Myanmar’s regime has suspended the humanitarian organization Médecins Sans Frontières’ (MSF) operations in Dawei, Tanintharyi Region, affecting more than 2,000 HIV and TB patients.
In an MSF (Doctors Without Borders) statement, Adrian Guadarrama, MSF’s deputy program manager, said Tuesday’s suspension will affect 2,162 sufferers at the organization’s Myittar Yeik clinic.
HIV patients will struggle to access antiretroviral treatment and TB sufferers have been arriving since the February coup because of reduced services at the national TB program.
“Suspending MSF’s activities could be life-threatening for many of our patients at a time when public services remain severely disrupted. It risks further transmission of the diseases we treat. It may prevent new patients from getting diagnosed and starting life-saving treatment,” he said.

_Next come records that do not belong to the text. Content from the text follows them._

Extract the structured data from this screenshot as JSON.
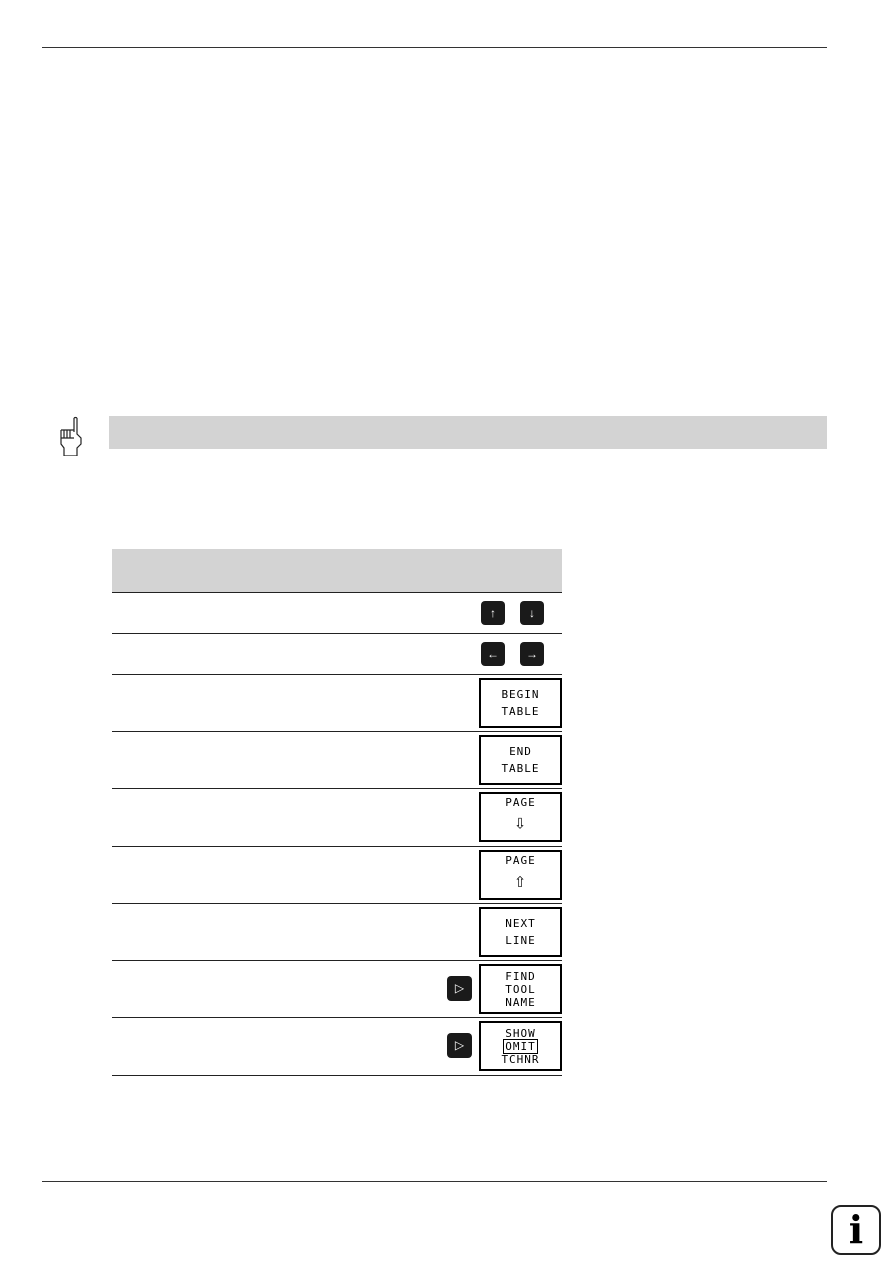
{
  "keys": {
    "row1": [
      "↑",
      "↓"
    ],
    "row2": [
      "←",
      "→"
    ],
    "next_arrow": "▷"
  },
  "softkeys": [
    {
      "line1": "BEGIN",
      "line2": "TABLE"
    },
    {
      "line1": "END",
      "line2": "TABLE"
    },
    {
      "line1": "PAGE",
      "line2": "⇩"
    },
    {
      "line1": "PAGE",
      "line2": "⇧"
    },
    {
      "line1": "NEXT",
      "line2": "LINE"
    },
    {
      "line1": "FIND",
      "line2": "TOOL",
      "line3": "NAME"
    },
    {
      "line1": "SHOW",
      "line2": "OMIT",
      "line3": "TCHNR"
    }
  ],
  "info_icon": "i"
}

MSF has been providing HIV care in Dawei for almost two decades, including outreach programs to prevent marginalized and at-risk people – like migrant workers and drug addicts – from becoming infected.
Until the suspension, the activities have not been disrupted, despite political instability in Myanmar, the organization said.
No reason was given for the suspension and MSF is in contact with the regional health authorities to understand the decision.
“MSF has requested the suspension order be revised so that we can continue to provide care to patients,” Guadarrama said.